This has been a hot topic in the writing community for a long time now – should you call yourself a Writer even if it’s not your day job? I’m not sure if this is even a debate anymore, because all I ever hear is, “If you write, then you are a Writer.” But I’m addressing this today because I disagree. When someone tries to encourage me to use the term “Writer” to describe myself (“You write, don’t you??”), I don’t feel empowered or proud. I just feel embarrassed.
Recently I was hanging out with a friend who is doing a fantastic job at self-publishing. She is a French teacher and she has written several books geared toward helping French language learners at the middle and high school level. I’m in awe of her creativity and dedication. But when I was heaping praise upon her during our conversation, she stopped me and said, “But you’re the real writer.” I know she meant it, but ugh, that felt phony. Yes, I do write. Yes, I have won little awards here and there, and had some (very) small success with being published, but writing is still just a hobby for me. I have to admit that’s all it is.
I’m not just being humble. I’m trying to be honest and realistic. I am definitely not on board the Everyone-gets-a-medal-for-trying Train, and I feel like if you give a title to someone who doesn’t deserve it, it’s dishonest. (I’m BIG on playing exactly by the rules. Just ask anyone who’s ever tried to play a board game with me and they’ll tell you I can be annoying as hell.)
If you met someone at a party and they introduced themselves as a Violinist, you would assume that playing the violin is their job.

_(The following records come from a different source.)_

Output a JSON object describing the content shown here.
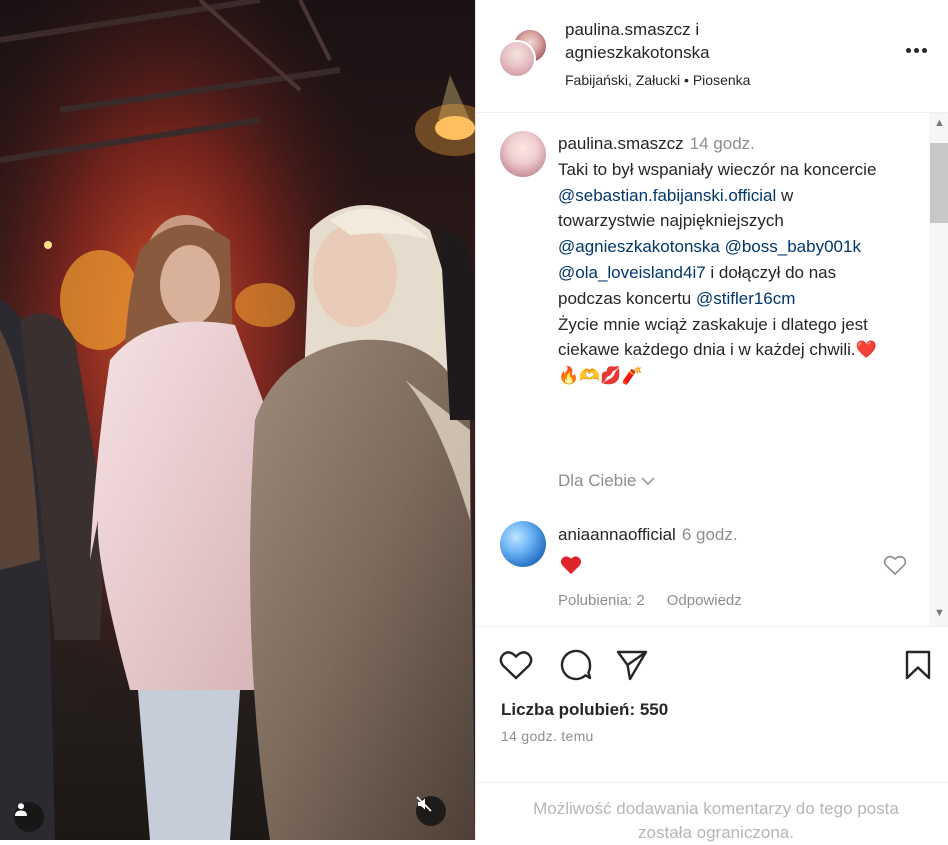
{
  "header": {
    "users_line1": "paulina.smaszcz i",
    "users_line2": "agnieszkakotonska",
    "subtitle": "Fabijański, Załucki • Piosenka",
    "more_icon": "more-horizontal-icon"
  },
  "caption": {
    "username": "paulina.smaszcz",
    "time": "14 godz.",
    "text1": "Taki to był wspaniały wieczór na koncercie",
    "mention1": "@sebastian.fabijanski.official",
    "text2": "w towarzystwie najpiękniejszych",
    "mention2": "@agnieszkakotonska",
    "mention3": "@boss_baby001k",
    "mention4": "@ola_loveisland4i7",
    "text3": "i dołączył do nas podczas koncertu",
    "mention5": "@stifler16cm",
    "text4": "Życie mnie wciąż zaskakuje i dlatego jest ciekawe każdego dnia i w każdej chwili.",
    "emojis": "❤️🔥🫶💋🧨"
  },
  "dla_ciebie": "Dla Ciebie",
  "comment": {
    "username": "aniaannaofficial",
    "time": "6 godz.",
    "text": "❤️",
    "likes": "Polubienia: 2",
    "reply": "Odpowiedz"
  },
  "actions": {
    "like_icon": "heart-icon",
    "comment_icon": "comment-icon",
    "share_icon": "send-icon",
    "save_icon": "bookmark-icon"
  },
  "likes_count": "Liczba polubień: 550",
  "posted_ago": "14 godz. temu",
  "comments_restricted": "Możliwość dodawania komentarzy do tego posta została ograniczona.",
  "colors": {
    "link": "#00376b",
    "secondary": "#8e8e8e",
    "heart": "#e0242c"
  }
}
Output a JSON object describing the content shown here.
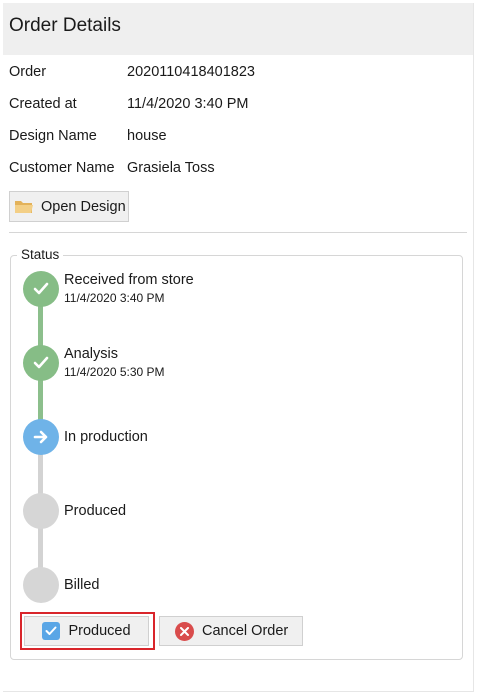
{
  "header": {
    "title": "Order Details"
  },
  "order_info": [
    {
      "label": "Order",
      "value": "2020110418401823"
    },
    {
      "label": "Created at",
      "value": "11/4/2020 3:40 PM"
    },
    {
      "label": "Design Name",
      "value": "house"
    },
    {
      "label": "Customer Name",
      "value": "Grasiela Toss"
    }
  ],
  "open_design": {
    "label": "Open Design",
    "icon": "folder-icon"
  },
  "status": {
    "group_label": "Status",
    "steps": [
      {
        "label": "Received from store",
        "date": "11/4/2020 3:40 PM",
        "state": "done",
        "icon": "check-icon"
      },
      {
        "label": "Analysis",
        "date": "11/4/2020 5:30 PM",
        "state": "done",
        "icon": "check-icon"
      },
      {
        "label": "In production",
        "date": "",
        "state": "active",
        "icon": "arrow-right-icon"
      },
      {
        "label": "Produced",
        "date": "",
        "state": "pending",
        "icon": ""
      },
      {
        "label": "Billed",
        "date": "",
        "state": "pending",
        "icon": ""
      }
    ]
  },
  "actions": {
    "produced_label": "Produced",
    "cancel_label": "Cancel Order"
  },
  "colors": {
    "done": "#86bd86",
    "active": "#6fb3e8",
    "pending": "#d6d6d6",
    "highlight": "#d9252b"
  }
}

It’s how they make a living. You would immediately ask what orchestra or band they’re in. Or you’d conjure images of them playing at fancy, private parties, or ask if they’d ever recorded an album or been part of a soundtrack. Now, what if they came back and said, “Oh, none of that. What I meant is that I can play the violin, but I don’t get paid to do it.” Would you feel that describing themselves as a “Violinist” was misleading? Same with someone who is a “Painter” vs. “Someone who paints.” A “seamstress” vs. “Someone who sews.” “A Tennis Player” vs “Someone who plays tennis.” Et cetera, Et cetera.
I don’t know anyone in any other field who isn’t a professional, but who describes themselves as an “___er.” When people introduce themselves as an “___er,” it gives a certain impression. So while I get that there’s this movement to own our accomplishments and take pride in our efforts, I think we can agree that it’s not okay for people to misrepresent themselves. We typically don’t describe or label people by their non-lucrative hobbies. But by calling someone a Writer, when really they’re a teacher or a doctor or a stay-at-home-mom (like myself) who writes, that’s exactly what’s happening.
Look, I’m like a lot of other people out there – I read. I submit. I query. I enter contests. I attend workshops and panel discussions, open-mics and conferences, critique groups and writers retreats. I study articles to improve my craft. I’m active in my local writers’ guild. And above all – I write. But until writing becomes my full-time job, it just feels dishonest to me to say “I am a Writer.” And every time a well-meaning friend calls me a “Writer,” I’m chagrined.
But trust me, if the time ever comes when I feel I can honestly describe myself with that single word – a capital “W” Writer – I will OWN. IT.